• **Action item**
Which lines of the entries hold the string "FROM"? Copy each one.

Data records
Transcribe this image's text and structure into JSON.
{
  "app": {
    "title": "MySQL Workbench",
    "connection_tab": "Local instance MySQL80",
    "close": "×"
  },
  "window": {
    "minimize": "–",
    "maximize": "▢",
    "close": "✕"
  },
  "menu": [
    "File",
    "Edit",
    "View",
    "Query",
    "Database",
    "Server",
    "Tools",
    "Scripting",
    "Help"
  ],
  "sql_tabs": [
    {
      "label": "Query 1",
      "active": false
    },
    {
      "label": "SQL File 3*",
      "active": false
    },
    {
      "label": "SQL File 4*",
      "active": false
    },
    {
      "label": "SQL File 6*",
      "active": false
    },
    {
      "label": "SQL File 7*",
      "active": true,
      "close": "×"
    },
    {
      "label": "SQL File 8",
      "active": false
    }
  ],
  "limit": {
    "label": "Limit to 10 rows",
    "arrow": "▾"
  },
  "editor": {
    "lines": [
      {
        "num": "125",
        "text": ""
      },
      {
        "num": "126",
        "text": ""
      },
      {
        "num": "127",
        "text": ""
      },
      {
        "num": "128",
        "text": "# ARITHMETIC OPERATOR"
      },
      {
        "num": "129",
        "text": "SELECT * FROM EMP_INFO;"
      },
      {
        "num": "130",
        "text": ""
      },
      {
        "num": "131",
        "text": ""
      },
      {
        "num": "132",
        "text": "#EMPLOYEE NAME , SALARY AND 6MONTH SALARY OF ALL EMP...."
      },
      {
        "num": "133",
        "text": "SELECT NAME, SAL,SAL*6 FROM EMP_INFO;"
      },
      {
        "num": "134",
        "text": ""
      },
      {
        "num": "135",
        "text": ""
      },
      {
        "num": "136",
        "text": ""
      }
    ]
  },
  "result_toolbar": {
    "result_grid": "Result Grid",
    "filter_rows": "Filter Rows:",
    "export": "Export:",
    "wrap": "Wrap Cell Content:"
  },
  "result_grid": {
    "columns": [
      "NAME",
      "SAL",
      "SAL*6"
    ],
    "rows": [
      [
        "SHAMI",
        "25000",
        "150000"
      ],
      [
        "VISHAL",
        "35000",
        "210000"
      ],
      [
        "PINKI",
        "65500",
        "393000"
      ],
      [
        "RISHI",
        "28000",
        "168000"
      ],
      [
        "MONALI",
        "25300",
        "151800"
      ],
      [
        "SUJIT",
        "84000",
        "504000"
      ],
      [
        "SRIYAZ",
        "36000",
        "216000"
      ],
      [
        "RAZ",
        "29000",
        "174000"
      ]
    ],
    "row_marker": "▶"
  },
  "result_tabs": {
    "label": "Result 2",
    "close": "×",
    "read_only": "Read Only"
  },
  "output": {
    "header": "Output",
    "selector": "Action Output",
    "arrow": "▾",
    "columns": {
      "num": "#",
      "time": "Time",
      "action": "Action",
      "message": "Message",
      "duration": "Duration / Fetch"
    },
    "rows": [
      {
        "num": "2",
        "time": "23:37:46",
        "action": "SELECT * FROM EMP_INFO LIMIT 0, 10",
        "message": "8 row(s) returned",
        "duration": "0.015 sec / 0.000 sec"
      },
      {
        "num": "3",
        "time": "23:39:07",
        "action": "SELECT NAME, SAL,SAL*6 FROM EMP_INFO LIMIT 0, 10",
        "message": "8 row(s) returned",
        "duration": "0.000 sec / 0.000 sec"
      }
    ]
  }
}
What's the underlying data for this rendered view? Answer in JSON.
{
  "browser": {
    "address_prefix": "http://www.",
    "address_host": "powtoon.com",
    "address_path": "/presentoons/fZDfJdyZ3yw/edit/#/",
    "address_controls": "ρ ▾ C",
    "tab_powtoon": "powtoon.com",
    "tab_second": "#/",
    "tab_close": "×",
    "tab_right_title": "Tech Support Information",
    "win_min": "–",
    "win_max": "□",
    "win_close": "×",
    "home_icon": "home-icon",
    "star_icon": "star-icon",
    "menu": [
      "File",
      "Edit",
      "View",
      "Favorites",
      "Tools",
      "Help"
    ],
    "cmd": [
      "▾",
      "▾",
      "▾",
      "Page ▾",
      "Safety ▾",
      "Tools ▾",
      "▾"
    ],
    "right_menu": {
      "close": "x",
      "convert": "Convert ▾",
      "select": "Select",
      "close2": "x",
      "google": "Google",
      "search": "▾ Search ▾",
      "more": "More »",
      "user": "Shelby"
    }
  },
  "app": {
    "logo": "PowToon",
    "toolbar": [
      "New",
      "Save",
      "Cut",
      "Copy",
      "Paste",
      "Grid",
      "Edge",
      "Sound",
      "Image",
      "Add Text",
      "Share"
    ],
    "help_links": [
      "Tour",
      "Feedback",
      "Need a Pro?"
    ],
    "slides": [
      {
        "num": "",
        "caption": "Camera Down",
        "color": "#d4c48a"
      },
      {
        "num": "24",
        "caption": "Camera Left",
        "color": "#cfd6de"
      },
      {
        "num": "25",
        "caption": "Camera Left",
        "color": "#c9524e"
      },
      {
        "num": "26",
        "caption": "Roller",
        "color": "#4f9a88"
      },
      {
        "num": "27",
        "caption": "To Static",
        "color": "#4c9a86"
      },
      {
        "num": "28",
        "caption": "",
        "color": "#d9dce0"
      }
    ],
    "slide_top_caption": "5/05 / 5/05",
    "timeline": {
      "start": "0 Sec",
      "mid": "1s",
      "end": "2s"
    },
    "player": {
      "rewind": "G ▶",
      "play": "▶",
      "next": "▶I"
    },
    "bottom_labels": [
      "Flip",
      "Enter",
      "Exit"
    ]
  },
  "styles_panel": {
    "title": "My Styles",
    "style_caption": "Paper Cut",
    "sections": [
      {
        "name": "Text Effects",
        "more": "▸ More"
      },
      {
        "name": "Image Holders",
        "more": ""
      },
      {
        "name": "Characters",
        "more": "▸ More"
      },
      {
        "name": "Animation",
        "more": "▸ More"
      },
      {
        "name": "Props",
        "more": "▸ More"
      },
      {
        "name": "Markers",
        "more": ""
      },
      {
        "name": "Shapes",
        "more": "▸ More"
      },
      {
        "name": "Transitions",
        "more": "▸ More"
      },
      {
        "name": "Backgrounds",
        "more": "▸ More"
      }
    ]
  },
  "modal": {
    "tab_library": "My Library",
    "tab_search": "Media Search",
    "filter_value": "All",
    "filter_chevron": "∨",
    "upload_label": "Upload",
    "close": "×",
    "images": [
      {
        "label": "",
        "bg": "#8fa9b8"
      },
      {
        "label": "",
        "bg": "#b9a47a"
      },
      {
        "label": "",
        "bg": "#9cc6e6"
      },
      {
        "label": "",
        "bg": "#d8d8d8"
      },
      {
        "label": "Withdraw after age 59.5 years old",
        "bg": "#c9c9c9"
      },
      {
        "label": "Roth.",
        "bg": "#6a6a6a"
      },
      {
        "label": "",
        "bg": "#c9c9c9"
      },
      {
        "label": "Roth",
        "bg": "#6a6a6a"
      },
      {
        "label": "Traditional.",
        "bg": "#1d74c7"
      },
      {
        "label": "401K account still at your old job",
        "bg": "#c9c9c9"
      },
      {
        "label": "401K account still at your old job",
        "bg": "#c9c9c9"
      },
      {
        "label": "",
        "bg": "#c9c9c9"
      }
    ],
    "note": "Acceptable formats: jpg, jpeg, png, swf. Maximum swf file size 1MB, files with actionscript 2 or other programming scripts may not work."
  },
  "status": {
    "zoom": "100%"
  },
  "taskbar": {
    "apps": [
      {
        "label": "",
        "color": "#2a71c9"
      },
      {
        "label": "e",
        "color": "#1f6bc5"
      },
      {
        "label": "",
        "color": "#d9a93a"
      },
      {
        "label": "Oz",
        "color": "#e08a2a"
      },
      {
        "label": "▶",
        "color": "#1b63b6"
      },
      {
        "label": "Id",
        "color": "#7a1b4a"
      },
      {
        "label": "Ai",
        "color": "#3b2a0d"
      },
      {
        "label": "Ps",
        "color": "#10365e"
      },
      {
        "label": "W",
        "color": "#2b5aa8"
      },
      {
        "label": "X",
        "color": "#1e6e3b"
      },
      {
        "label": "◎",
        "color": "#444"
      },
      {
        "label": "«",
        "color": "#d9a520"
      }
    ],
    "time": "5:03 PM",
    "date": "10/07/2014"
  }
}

• **Exercise output**
        "text": "SELECT * FROM EMP_INFO;"
        "text": "SELECT NAME, SAL,SAL*6 FROM EMP_INFO;"
        "action": "SELECT * FROM EMP_INFO LIMIT 0, 10",
        "action": "SELECT NAME, SAL,SAL*6 FROM EMP_INFO LIMIT 0, 10",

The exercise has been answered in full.